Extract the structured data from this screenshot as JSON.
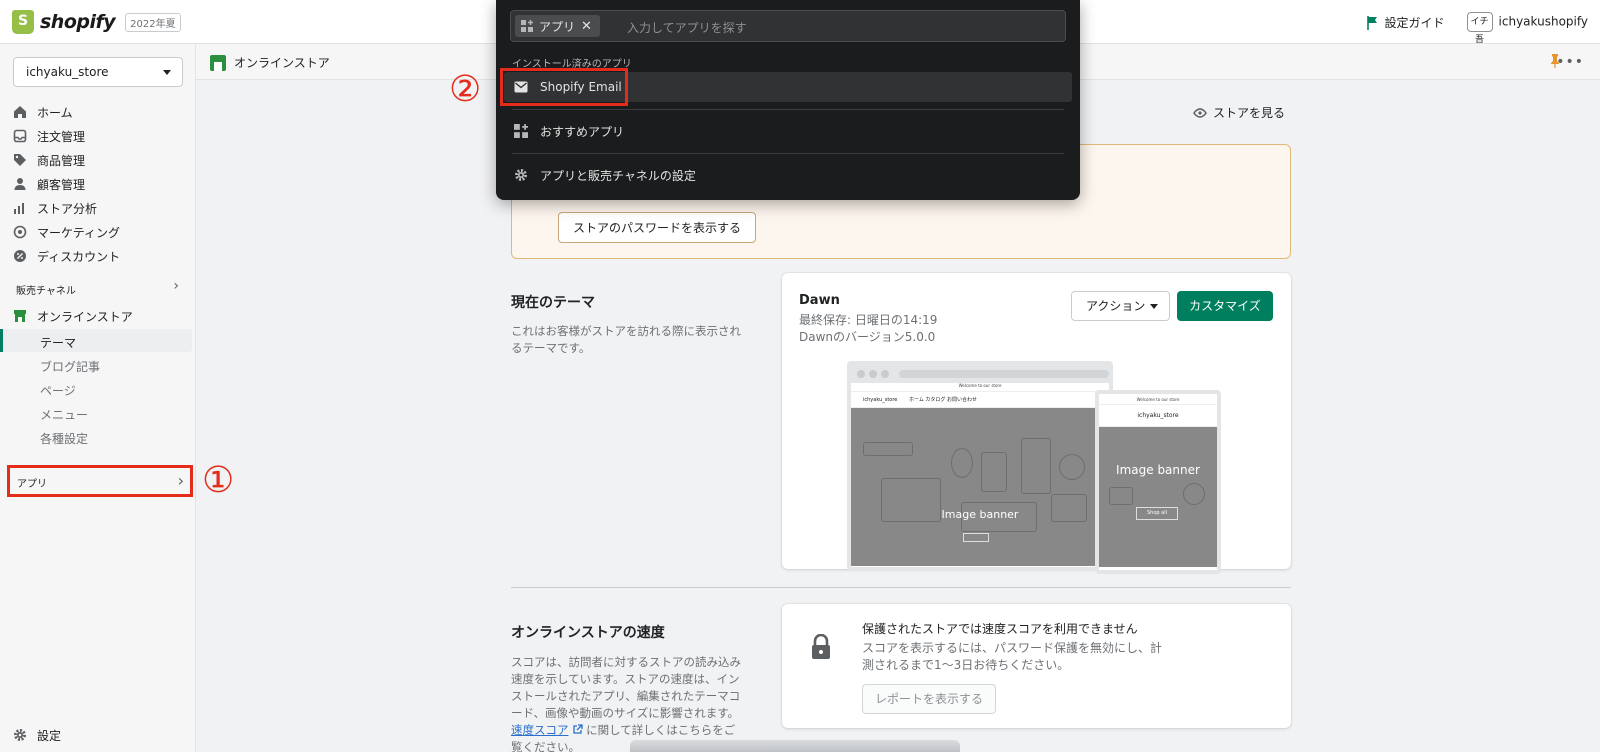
{
  "topbar": {
    "brand": "shopify",
    "edition_badge": "2022年夏",
    "setup_guide": "設定ガイド",
    "avatar_initials": "イチ吾",
    "username": "ichyakushopify"
  },
  "sidebar": {
    "store_name": "ichyaku_store",
    "nav": [
      {
        "label": "ホーム",
        "icon": "home-icon"
      },
      {
        "label": "注文管理",
        "icon": "inbox-icon"
      },
      {
        "label": "商品管理",
        "icon": "tag-icon"
      },
      {
        "label": "顧客管理",
        "icon": "person-icon"
      },
      {
        "label": "ストア分析",
        "icon": "analytics-icon"
      },
      {
        "label": "マーケティング",
        "icon": "target-icon"
      },
      {
        "label": "ディスカウント",
        "icon": "discount-icon"
      }
    ],
    "sales_channels_title": "販売チャネル",
    "online_store": "オンラインストア",
    "sub_items": [
      "テーマ",
      "ブログ記事",
      "ページ",
      "メニュー",
      "各種設定"
    ],
    "apps_label": "アプリ",
    "settings_label": "設定"
  },
  "annotations": {
    "step1": "①",
    "step2": "②"
  },
  "header": {
    "title": "オンラインストア"
  },
  "view_store": "ストアを見る",
  "banner": {
    "password_button": "ストアのパスワードを表示する"
  },
  "theme_section": {
    "title": "現在のテーマ",
    "description_lines": [
      "これはお客様がストアを訪れる際に表示され",
      "るテーマです。"
    ],
    "theme_name": "Dawn",
    "last_saved": "最終保存: 日曜日の14:19",
    "version": "Dawnのバージョン5.0.0",
    "action_button": "アクション",
    "customize_button": "カスタマイズ",
    "preview": {
      "desktop_announcement": "Welcome to our store",
      "desktop_store_name": "ichyaku_store",
      "desktop_nav_links": "ホーム  カタログ  お問い合わせ",
      "desktop_banner_label": "Image banner",
      "mobile_announcement": "Welcome to our store",
      "mobile_store_name": "ichyaku_store",
      "mobile_banner_label": "Image banner",
      "mobile_banner_button": "Shop all"
    }
  },
  "speed_section": {
    "title": "オンラインストアの速度",
    "description_lines": [
      "スコアは、訪問者に対するストアの読み込み",
      "速度を示しています。ストアの速度は、イン",
      "ストールされたアプリ、編集されたテーマコ",
      "ード、画像や動画のサイズに影響されます。"
    ],
    "link_text": "速度スコア",
    "link_suffix": " に関して詳しくはこちらをご",
    "last_line": "覧ください。",
    "card_title": "保護されたストアでは速度スコアを利用できません",
    "card_desc_lines": [
      "スコアを表示するには、パスワード保護を無効にし、計",
      "測されるまで1〜3日お待ちください。"
    ],
    "report_button": "レポートを表示する"
  },
  "app_search": {
    "chip_label": "アプリ",
    "placeholder": "入力してアプリを探す",
    "installed_title": "インストール済みのアプリ",
    "items": [
      "Shopify Email",
      "おすすめアプリ",
      "アプリと販売チャネルの設定"
    ]
  },
  "colors": {
    "brand_green": "#95bf47",
    "primary_button": "#007f5f",
    "annotation_red": "#e52b1b",
    "dropdown_bg": "#1a1c1d"
  }
}
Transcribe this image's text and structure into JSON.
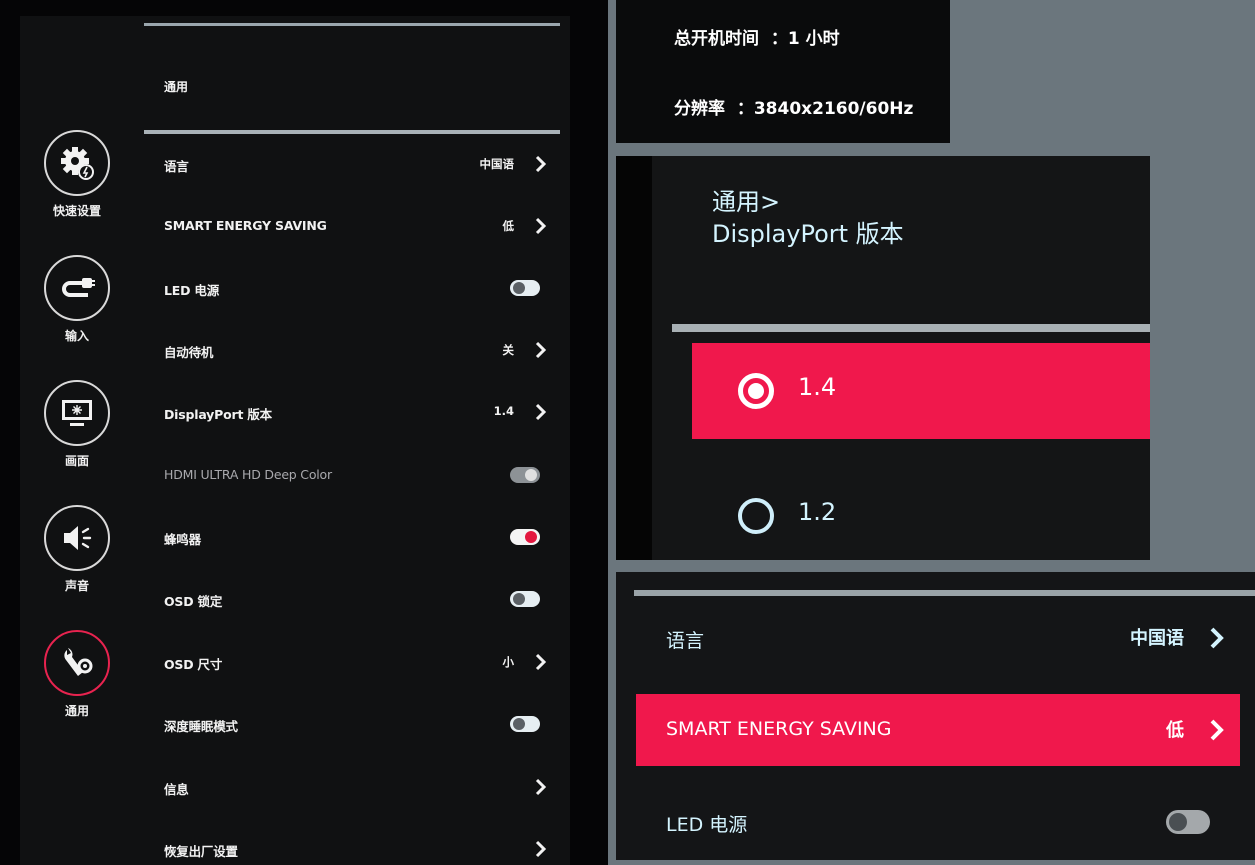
{
  "sidebar": {
    "items": [
      {
        "label": "快速设置",
        "icon": "gear-badge-icon",
        "active": false
      },
      {
        "label": "输入",
        "icon": "input-cable-icon",
        "active": false
      },
      {
        "label": "画面",
        "icon": "monitor-icon",
        "active": false
      },
      {
        "label": "声音",
        "icon": "speaker-icon",
        "active": false
      },
      {
        "label": "通用",
        "icon": "wrench-gear-icon",
        "active": true
      }
    ]
  },
  "menu": {
    "title": "通用",
    "rows": [
      {
        "label": "语言",
        "value": "中国语",
        "control": "chevron"
      },
      {
        "label": "SMART ENERGY SAVING",
        "value": "低",
        "control": "chevron"
      },
      {
        "label": "LED 电源",
        "value": "",
        "control": "toggle-off"
      },
      {
        "label": "自动待机",
        "value": "关",
        "control": "chevron"
      },
      {
        "label": "DisplayPort 版本",
        "value": "1.4",
        "control": "chevron"
      },
      {
        "label": "HDMI ULTRA HD Deep Color",
        "value": "",
        "control": "toggle-disabled"
      },
      {
        "label": "蜂鸣器",
        "value": "",
        "control": "toggle-on"
      },
      {
        "label": "OSD 锁定",
        "value": "",
        "control": "toggle-off"
      },
      {
        "label": "OSD 尺寸",
        "value": "小",
        "control": "chevron"
      },
      {
        "label": "深度睡眠模式",
        "value": "",
        "control": "toggle-off"
      },
      {
        "label": "信息",
        "value": "",
        "control": "chevron"
      },
      {
        "label": "恢复出厂设置",
        "value": "",
        "control": "chevron"
      }
    ]
  },
  "info": {
    "uptime": "总开机时间  ：1 小时",
    "resolution": "分辨率  ：3840x2160/60Hz"
  },
  "dp_panel": {
    "crumb": "通用>",
    "title": "DisplayPort 版本",
    "options": [
      {
        "label": "1.4",
        "selected": true
      },
      {
        "label": "1.2",
        "selected": false
      }
    ]
  },
  "zoom_panel": {
    "rows": [
      {
        "label": "语言",
        "value": "中国语",
        "control": "chevron",
        "selected": false
      },
      {
        "label": "SMART ENERGY SAVING",
        "value": "低",
        "control": "chevron",
        "selected": true
      },
      {
        "label": "LED 电源",
        "value": "",
        "control": "toggle-off",
        "selected": false
      }
    ]
  },
  "colors": {
    "accent": "#f0184c",
    "background": "#101112",
    "text_highlight": "#d4f4ff"
  }
}
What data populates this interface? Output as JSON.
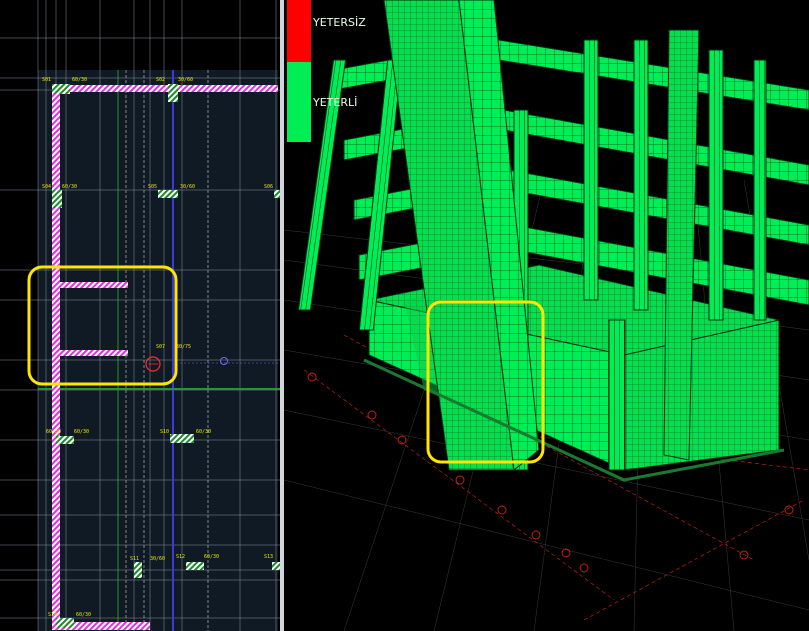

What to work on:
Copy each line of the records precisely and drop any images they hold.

Written reply:
Extract the structured data from this screenshot as JSON.
{
  "topbar": {
    "brand": "shopify",
    "edition_badge": "2022年夏",
    "setup_guide": "設定ガイド",
    "avatar_initials": "イチ吾",
    "username": "ichyakushopify"
  },
  "sidebar": {
    "store_name": "ichyaku_store",
    "nav": [
      {
        "label": "ホーム",
        "icon": "home-icon"
      },
      {
        "label": "注文管理",
        "icon": "inbox-icon"
      },
      {
        "label": "商品管理",
        "icon": "tag-icon"
      },
      {
        "label": "顧客管理",
        "icon": "person-icon"
      },
      {
        "label": "ストア分析",
        "icon": "analytics-icon"
      },
      {
        "label": "マーケティング",
        "icon": "target-icon"
      },
      {
        "label": "ディスカウント",
        "icon": "discount-icon"
      }
    ],
    "sales_channels_title": "販売チャネル",
    "online_store": "オンラインストア",
    "sub_items": [
      "テーマ",
      "ブログ記事",
      "ページ",
      "メニュー",
      "各種設定"
    ],
    "apps_label": "アプリ",
    "settings_label": "設定"
  },
  "annotations": {
    "step1": "①",
    "step2": "②"
  },
  "header": {
    "title": "オンラインストア"
  },
  "view_store": "ストアを見る",
  "banner": {
    "password_button": "ストアのパスワードを表示する"
  },
  "theme_section": {
    "title": "現在のテーマ",
    "description_lines": [
      "これはお客様がストアを訪れる際に表示され",
      "るテーマです。"
    ],
    "theme_name": "Dawn",
    "last_saved": "最終保存: 日曜日の14:19",
    "version": "Dawnのバージョン5.0.0",
    "action_button": "アクション",
    "customize_button": "カスタマイズ",
    "preview": {
      "desktop_announcement": "Welcome to our store",
      "desktop_store_name": "ichyaku_store",
      "desktop_nav_links": "ホーム  カタログ  お問い合わせ",
      "desktop_banner_label": "Image banner",
      "mobile_announcement": "Welcome to our store",
      "mobile_store_name": "ichyaku_store",
      "mobile_banner_label": "Image banner",
      "mobile_banner_button": "Shop all"
    }
  },
  "speed_section": {
    "title": "オンラインストアの速度",
    "description_lines": [
      "スコアは、訪問者に対するストアの読み込み",
      "速度を示しています。ストアの速度は、イン",
      "ストールされたアプリ、編集されたテーマコ",
      "ード、画像や動画のサイズに影響されます。"
    ],
    "link_text": "速度スコア",
    "link_suffix": " に関して詳しくはこちらをご",
    "last_line": "覧ください。",
    "card_title": "保護されたストアでは速度スコアを利用できません",
    "card_desc_lines": [
      "スコアを表示するには、パスワード保護を無効にし、計",
      "測されるまで1〜3日お待ちください。"
    ],
    "report_button": "レポートを表示する"
  },
  "app_search": {
    "chip_label": "アプリ",
    "placeholder": "入力してアプリを探す",
    "installed_title": "インストール済みのアプリ",
    "items": [
      "Shopify Email",
      "おすすめアプリ",
      "アプリと販売チャネルの設定"
    ]
  },
  "colors": {
    "brand_green": "#95bf47",
    "primary_button": "#007f5f",
    "annotation_red": "#e52b1b",
    "dropdown_bg": "#1a1c1d"
  }
}
Transcribe this image's text and structure into JSON.
{
  "sidebar": {
    "items": [
      {
        "label": "快速设置",
        "icon": "gear-badge-icon",
        "active": false
      },
      {
        "label": "输入",
        "icon": "input-cable-icon",
        "active": false
      },
      {
        "label": "画面",
        "icon": "monitor-icon",
        "active": false
      },
      {
        "label": "声音",
        "icon": "speaker-icon",
        "active": false
      },
      {
        "label": "通用",
        "icon": "wrench-gear-icon",
        "active": true
      }
    ]
  },
  "menu": {
    "title": "通用",
    "rows": [
      {
        "label": "语言",
        "value": "中国语",
        "control": "chevron"
      },
      {
        "label": "SMART ENERGY SAVING",
        "value": "低",
        "control": "chevron"
      },
      {
        "label": "LED 电源",
        "value": "",
        "control": "toggle-off"
      },
      {
        "label": "自动待机",
        "value": "关",
        "control": "chevron"
      },
      {
        "label": "DisplayPort 版本",
        "value": "1.4",
        "control": "chevron"
      },
      {
        "label": "HDMI ULTRA HD Deep Color",
        "value": "",
        "control": "toggle-disabled"
      },
      {
        "label": "蜂鸣器",
        "value": "",
        "control": "toggle-on"
      },
      {
        "label": "OSD 锁定",
        "value": "",
        "control": "toggle-off"
      },
      {
        "label": "OSD 尺寸",
        "value": "小",
        "control": "chevron"
      },
      {
        "label": "深度睡眠模式",
        "value": "",
        "control": "toggle-off"
      },
      {
        "label": "信息",
        "value": "",
        "control": "chevron"
      },
      {
        "label": "恢复出厂设置",
        "value": "",
        "control": "chevron"
      }
    ]
  },
  "info": {
    "uptime": "总开机时间  ：1 小时",
    "resolution": "分辨率  ：3840x2160/60Hz"
  },
  "dp_panel": {
    "crumb": "通用>",
    "title": "DisplayPort 版本",
    "options": [
      {
        "label": "1.4",
        "selected": true
      },
      {
        "label": "1.2",
        "selected": false
      }
    ]
  },
  "zoom_panel": {
    "rows": [
      {
        "label": "语言",
        "value": "中国语",
        "control": "chevron",
        "selected": false
      },
      {
        "label": "SMART ENERGY SAVING",
        "value": "低",
        "control": "chevron",
        "selected": true
      },
      {
        "label": "LED 电源",
        "value": "",
        "control": "toggle-off",
        "selected": false
      }
    ]
  },
  "colors": {
    "accent": "#f0184c",
    "background": "#101112",
    "text_highlight": "#d4f4ff"
  }
}
What data populates this interface? Output as JSON.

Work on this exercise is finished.